Each line in the listing below that contains "structured" should be returned.

• _Data shown_:
____
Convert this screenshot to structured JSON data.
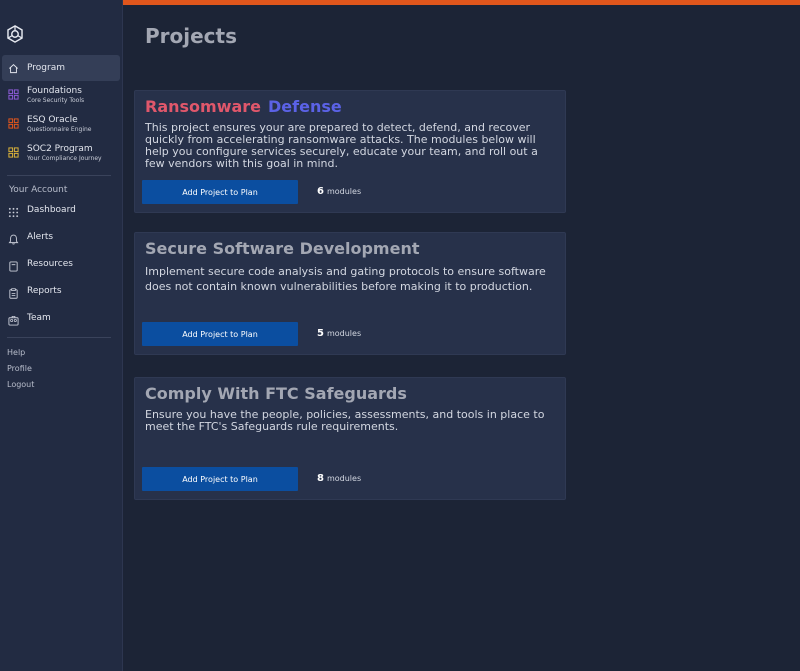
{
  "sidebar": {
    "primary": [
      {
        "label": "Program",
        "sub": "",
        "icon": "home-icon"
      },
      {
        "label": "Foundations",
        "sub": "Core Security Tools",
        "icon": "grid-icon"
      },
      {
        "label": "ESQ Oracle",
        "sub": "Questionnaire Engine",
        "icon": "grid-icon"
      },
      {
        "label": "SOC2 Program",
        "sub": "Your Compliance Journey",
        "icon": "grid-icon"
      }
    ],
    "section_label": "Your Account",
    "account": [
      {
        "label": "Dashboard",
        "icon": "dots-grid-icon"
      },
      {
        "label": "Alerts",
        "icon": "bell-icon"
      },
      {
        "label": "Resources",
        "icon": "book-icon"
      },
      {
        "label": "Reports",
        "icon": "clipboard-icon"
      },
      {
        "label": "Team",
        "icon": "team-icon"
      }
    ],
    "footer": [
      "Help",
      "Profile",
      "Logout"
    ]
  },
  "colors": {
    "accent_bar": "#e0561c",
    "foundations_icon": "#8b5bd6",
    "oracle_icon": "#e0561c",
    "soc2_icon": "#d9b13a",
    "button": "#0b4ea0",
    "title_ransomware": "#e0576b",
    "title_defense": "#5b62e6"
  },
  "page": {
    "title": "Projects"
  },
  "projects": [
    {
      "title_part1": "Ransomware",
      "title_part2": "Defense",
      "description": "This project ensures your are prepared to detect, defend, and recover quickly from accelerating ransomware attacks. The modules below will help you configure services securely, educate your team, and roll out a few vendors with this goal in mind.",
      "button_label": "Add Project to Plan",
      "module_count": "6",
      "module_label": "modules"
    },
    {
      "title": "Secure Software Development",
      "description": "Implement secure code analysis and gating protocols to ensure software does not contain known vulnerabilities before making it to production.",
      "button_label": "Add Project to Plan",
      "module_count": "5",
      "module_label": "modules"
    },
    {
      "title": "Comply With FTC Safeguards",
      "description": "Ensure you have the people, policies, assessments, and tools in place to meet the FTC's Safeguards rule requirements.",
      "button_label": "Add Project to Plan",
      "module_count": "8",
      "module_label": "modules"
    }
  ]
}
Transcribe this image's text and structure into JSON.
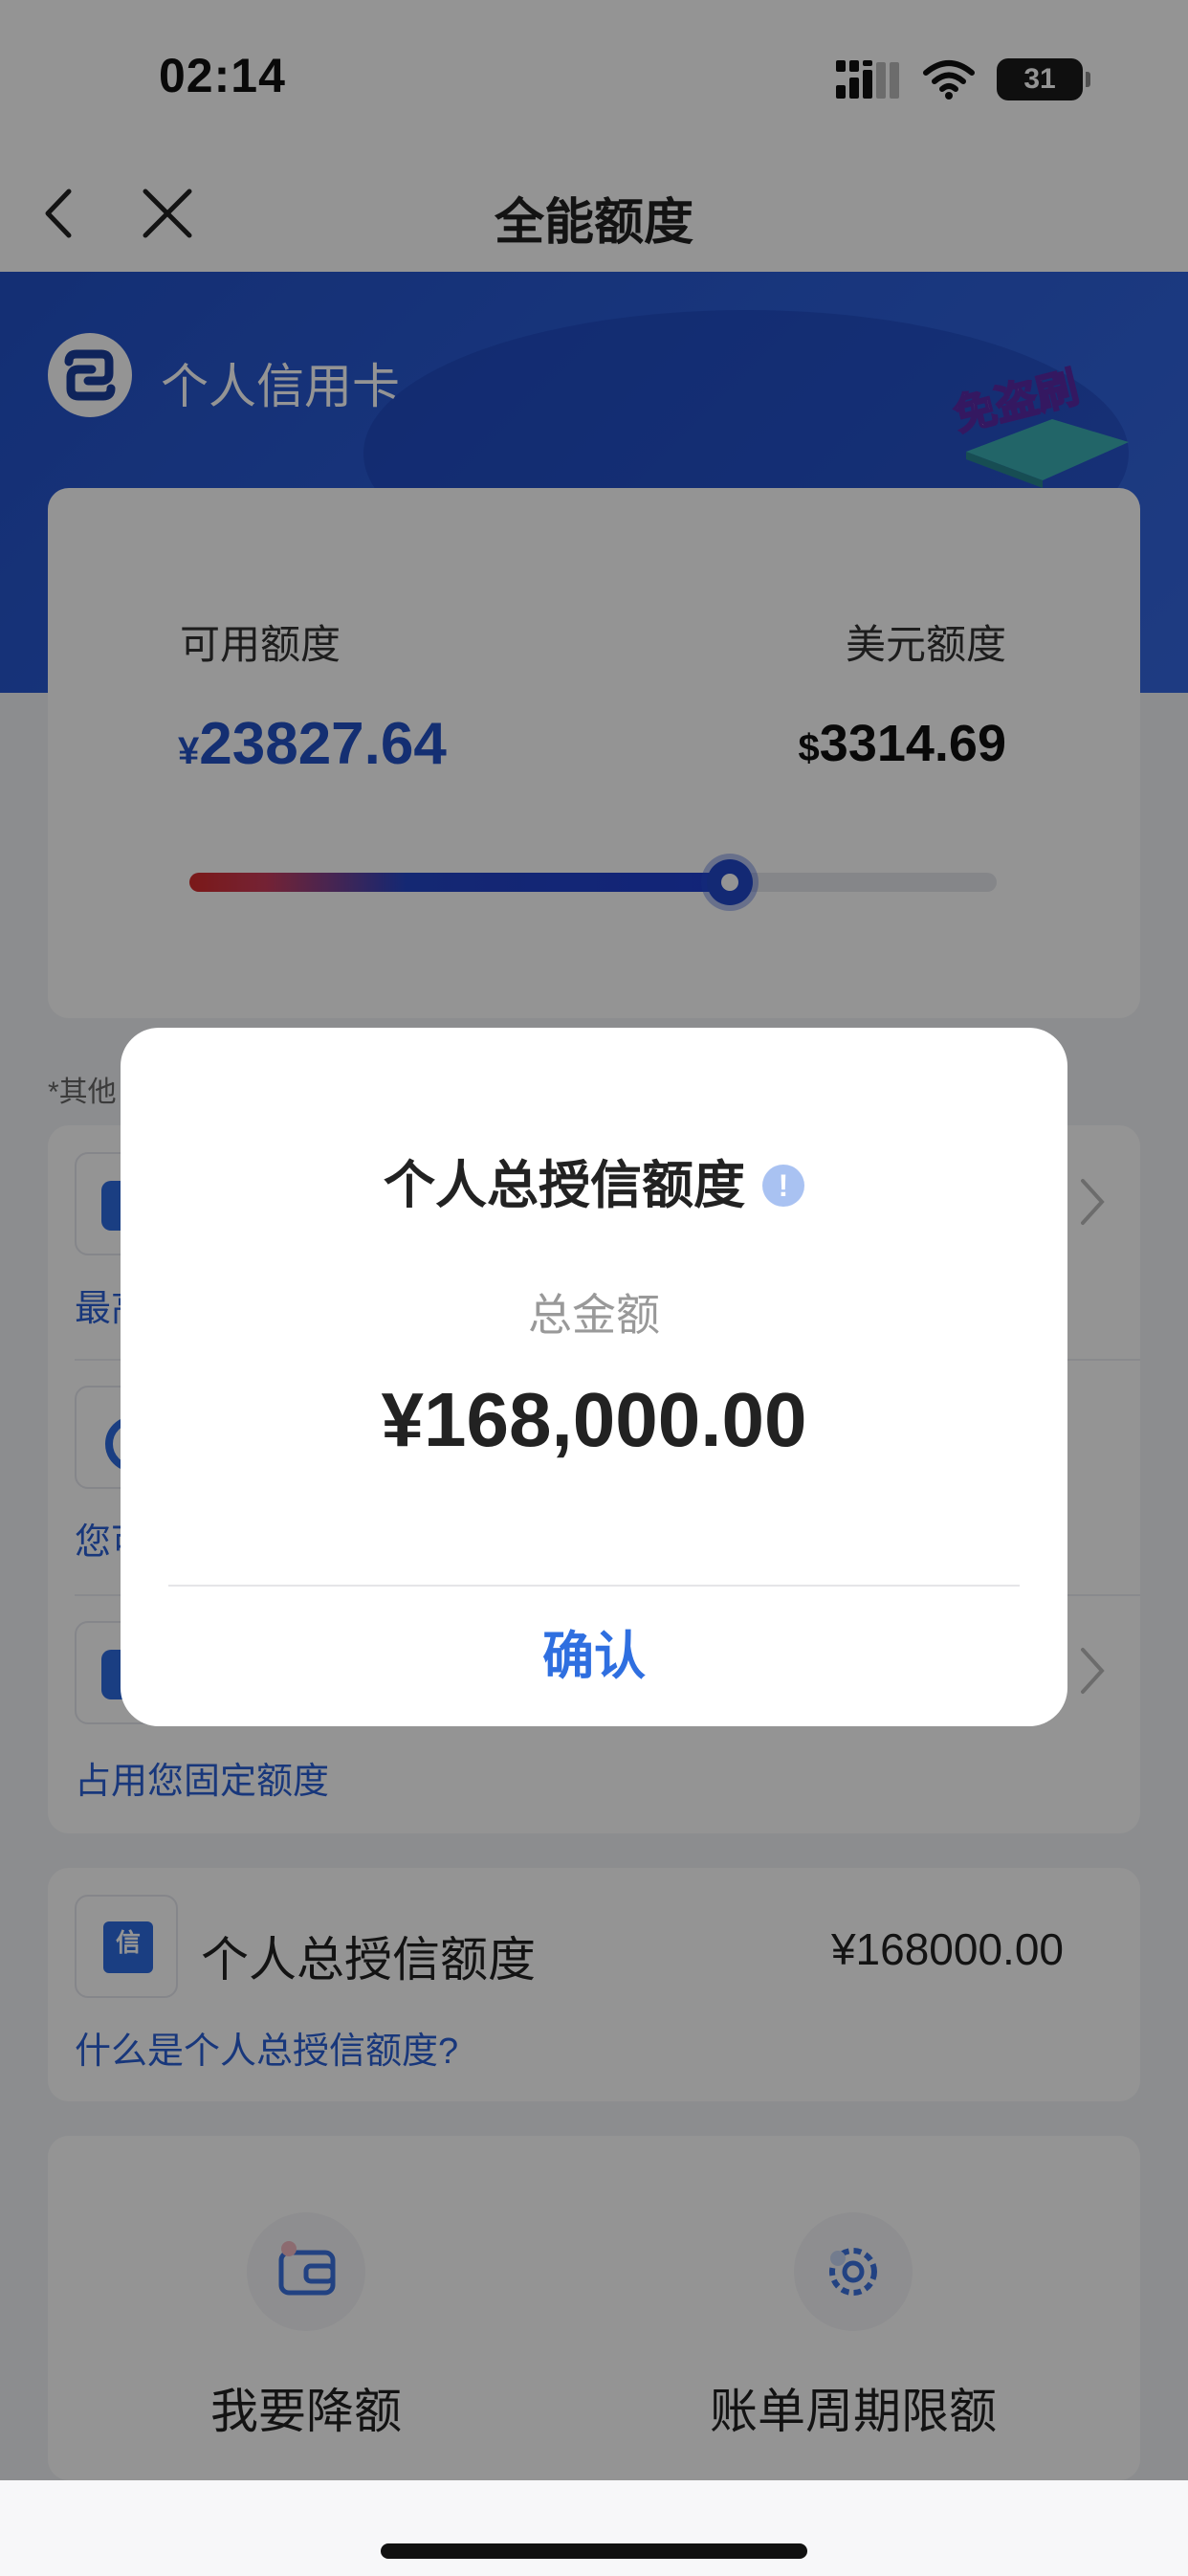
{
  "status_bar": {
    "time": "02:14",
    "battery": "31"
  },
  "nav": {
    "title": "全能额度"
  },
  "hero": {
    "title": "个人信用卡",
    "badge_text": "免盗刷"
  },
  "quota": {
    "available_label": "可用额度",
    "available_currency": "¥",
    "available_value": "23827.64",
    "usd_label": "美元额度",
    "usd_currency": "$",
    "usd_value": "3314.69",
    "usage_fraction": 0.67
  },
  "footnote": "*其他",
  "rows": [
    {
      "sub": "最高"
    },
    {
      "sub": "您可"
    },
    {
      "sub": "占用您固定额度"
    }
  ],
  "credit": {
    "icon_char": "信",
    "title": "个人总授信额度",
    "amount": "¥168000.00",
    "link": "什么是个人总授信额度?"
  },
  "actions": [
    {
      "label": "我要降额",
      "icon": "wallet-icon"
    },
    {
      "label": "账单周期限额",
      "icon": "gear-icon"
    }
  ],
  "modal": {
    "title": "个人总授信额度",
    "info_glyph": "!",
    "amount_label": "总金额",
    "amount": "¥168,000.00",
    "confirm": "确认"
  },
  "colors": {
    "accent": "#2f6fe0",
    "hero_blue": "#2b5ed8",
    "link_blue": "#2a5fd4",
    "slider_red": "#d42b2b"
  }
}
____
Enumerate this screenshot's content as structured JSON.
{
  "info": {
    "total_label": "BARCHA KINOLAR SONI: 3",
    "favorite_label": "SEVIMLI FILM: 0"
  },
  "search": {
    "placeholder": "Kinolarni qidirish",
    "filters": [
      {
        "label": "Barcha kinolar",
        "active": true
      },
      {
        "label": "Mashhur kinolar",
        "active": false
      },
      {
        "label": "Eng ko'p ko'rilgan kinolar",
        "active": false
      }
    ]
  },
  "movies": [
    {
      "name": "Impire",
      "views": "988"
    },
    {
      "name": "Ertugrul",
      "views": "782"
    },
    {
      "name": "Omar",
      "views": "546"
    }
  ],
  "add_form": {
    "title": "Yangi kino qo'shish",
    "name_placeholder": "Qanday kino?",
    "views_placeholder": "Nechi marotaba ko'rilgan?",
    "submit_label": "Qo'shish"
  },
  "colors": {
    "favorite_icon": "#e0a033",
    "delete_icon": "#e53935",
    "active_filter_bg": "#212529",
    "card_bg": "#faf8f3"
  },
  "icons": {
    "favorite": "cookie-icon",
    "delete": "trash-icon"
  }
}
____
• _Exercise solution_:
Convert this screenshot to structured JSON data.
Enumerate this screenshot's content as structured JSON.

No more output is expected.